“My kid is going to grow up in a world without hand lines,” he says, then adds jokingly, “I don’t know what I think about that!”
Nick graduated high school in Connell in 1998. Being about halfway between Othello and Connell is a bit confusing for some people. The Johnsons have a Connell phone number and an Othello mailing address.
“Because we’re in Adams County, we’re considered Othello, but we claim Connell because that’s where we went to school, where we go to church,” he says.
After graduating high school, he attended Washington State University in Pullman, a family tradition for sure—many of his family members, including great-grandparents and even a grandmother who lettered in three sports, have been Cougars.
As a matter of fact, on State Highway 26, just to the north of their farm, they have a 400-foot-long potato storage with large, red letters on both sides, that read, “Go Cougs.” The letters are 27 feet by 27 feet in size—large enough that no one travelling Highway 26, whether heading toward or away from Pullman—can possibly miss them.
Nick graduated with a bachelor’s degree in ag business in 2002, going straight back to work on the farm two days later. He’s been married to a local, Kate (who also grew up on a farm nearby) for the past six years. She works in the office at Johnson Agriprises, doing finances and billing for Lamb Weston. Nick and Kate have a two-year-old daughter named Kamryn.
“She’s fifth-generation from two family farms,” Nick says, proudly.
Nick isn’t sure when he’ll start the process of working his way into partial ownership in the family business, which is largely up to his father and uncle. Orman is near retiring age and has indicated he wants to start scaling back, but Nick’s father doesn’t have any intention of retiring for another 10 to 15 years.
“I think with grandkids being here on the farm, he’s not going anywhere anytime soon.”
Plaques on the Wall
Nick is serving on the Washington State Potato Commission, in the process of renewing his term. He says it’s been a good experience to expose him to all the different facets of the industry.
“We’ve got a lot of people willing to fight for our industry and what they hold dear,” he says. “If it wasn’t for the folks who are willing to put their time in, I think this would’ve all ended years ago.”
Nick loves what he does, but it’s not always sunshine and lollypops to make a successful operation run. It takes a lot of hard work, and, perhaps, a little dash of dumb luck to make it all come together. But the love of the job is what keeps them going.
“There are times when it’s 10 o’clock at night and you’re changing a flat on a circle, cursing at it, wondering, ‘Why am I doing this?’ But when you see that circle running the next day, and when that crop ends up being a 40-ton crop, it was worth it.”
When the season is over, looking back at the previous season is when they understand the hard work was worth it.

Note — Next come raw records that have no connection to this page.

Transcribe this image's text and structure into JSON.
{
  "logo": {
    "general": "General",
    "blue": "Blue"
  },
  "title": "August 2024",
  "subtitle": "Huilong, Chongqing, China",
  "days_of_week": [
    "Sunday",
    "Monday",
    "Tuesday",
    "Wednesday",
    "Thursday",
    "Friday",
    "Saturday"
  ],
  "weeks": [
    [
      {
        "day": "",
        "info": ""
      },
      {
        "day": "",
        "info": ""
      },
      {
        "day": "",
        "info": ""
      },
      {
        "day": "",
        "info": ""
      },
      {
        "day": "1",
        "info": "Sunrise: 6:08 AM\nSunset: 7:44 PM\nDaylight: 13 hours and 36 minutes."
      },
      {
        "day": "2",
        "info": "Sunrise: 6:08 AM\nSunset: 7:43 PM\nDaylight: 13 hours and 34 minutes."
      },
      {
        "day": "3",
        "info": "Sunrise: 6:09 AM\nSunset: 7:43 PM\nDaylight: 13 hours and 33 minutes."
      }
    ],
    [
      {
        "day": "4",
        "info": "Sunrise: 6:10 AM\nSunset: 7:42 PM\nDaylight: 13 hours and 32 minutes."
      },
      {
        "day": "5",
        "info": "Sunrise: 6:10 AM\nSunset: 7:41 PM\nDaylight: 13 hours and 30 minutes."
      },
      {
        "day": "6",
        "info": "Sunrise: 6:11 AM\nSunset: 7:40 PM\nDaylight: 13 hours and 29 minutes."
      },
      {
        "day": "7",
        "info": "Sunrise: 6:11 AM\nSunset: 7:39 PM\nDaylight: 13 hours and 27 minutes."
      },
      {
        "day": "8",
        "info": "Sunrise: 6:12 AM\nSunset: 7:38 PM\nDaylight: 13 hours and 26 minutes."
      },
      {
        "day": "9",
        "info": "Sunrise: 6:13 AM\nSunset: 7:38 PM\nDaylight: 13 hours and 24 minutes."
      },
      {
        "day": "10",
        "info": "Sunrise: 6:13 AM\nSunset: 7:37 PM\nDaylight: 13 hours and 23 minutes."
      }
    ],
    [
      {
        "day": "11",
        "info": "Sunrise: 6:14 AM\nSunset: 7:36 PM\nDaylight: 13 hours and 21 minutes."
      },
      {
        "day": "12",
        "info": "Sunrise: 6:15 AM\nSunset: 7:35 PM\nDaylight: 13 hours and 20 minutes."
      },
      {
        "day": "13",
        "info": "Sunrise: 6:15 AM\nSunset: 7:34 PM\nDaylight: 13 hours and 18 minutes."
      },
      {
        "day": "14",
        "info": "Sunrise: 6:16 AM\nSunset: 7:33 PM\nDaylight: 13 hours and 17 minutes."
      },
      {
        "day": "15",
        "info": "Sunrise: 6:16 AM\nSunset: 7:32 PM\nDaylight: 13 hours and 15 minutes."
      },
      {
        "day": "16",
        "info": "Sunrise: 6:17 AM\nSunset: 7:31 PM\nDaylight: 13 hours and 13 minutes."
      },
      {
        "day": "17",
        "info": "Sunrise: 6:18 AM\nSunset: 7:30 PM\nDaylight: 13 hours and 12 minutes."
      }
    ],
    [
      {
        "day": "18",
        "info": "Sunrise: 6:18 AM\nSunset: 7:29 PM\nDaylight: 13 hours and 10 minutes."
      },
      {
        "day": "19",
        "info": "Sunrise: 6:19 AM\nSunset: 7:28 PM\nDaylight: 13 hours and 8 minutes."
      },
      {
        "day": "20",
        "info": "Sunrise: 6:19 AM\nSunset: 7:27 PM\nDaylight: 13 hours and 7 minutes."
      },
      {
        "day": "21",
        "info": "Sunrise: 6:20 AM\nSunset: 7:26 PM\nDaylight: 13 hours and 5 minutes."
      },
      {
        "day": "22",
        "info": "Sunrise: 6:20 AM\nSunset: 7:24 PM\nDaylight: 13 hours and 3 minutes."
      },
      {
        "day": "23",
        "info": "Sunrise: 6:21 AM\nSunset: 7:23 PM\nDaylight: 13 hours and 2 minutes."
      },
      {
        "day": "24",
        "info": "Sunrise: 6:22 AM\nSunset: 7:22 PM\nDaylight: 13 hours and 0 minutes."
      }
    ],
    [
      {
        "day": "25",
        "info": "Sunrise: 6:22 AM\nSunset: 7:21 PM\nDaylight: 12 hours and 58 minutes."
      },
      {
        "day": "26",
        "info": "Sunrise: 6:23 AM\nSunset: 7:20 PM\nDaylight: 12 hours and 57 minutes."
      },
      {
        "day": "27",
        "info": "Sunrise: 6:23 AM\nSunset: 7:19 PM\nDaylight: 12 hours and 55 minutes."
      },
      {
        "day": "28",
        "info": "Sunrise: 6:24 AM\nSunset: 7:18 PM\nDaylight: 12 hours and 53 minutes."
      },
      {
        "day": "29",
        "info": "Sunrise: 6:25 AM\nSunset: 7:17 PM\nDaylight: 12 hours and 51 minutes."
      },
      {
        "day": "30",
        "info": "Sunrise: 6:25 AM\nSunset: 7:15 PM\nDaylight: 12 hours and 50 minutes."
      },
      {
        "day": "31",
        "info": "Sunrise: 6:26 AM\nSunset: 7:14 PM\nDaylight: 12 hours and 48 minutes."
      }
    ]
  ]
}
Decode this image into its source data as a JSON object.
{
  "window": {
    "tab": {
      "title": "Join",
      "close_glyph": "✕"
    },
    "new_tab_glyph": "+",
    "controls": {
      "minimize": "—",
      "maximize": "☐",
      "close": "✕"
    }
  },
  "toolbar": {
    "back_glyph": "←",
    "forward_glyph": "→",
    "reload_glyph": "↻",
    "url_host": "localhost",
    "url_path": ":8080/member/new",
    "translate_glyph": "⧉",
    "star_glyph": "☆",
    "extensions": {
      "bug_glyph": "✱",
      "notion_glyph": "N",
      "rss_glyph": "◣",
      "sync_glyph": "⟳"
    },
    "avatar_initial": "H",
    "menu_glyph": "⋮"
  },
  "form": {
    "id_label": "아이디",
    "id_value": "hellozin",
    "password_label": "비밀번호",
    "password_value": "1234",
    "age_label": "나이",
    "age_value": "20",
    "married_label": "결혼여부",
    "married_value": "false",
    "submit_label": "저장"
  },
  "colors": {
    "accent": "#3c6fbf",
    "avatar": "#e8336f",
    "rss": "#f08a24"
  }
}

“You have to want it and love it,” he says. “If you’re just doing it as a job, you won’t make it. There are years when we’ve been able to get a bonus or have certain things, and there are years when it’s pretty lean, and you have to accept that. That’s just part of the cyclical nature of farming.”
The Johnsons depend on their reliable crew, which has an average length of employment of over a decade, of the 12 full-time employees. A couple of them have been working for them for close to 20 years.
Their reliable crew, love for the job and relentless pest/disease management program is what brings in awards year after year from Lamb Weston.
“That’s just a testament to the time we put in. If we weren’t spending as much time in the field, we wouldn’t be putting plaques on the wall at the end of the season. It’s fun. All the plaques are down in the shop, and the guys take a lot of pride in those awards.”
Nick hopes that their family is still farming for another hundred years.
“Very few family businesses have survived a century, and very few farms have survived a century. To be able to claim both of those—I’m very proud of that.”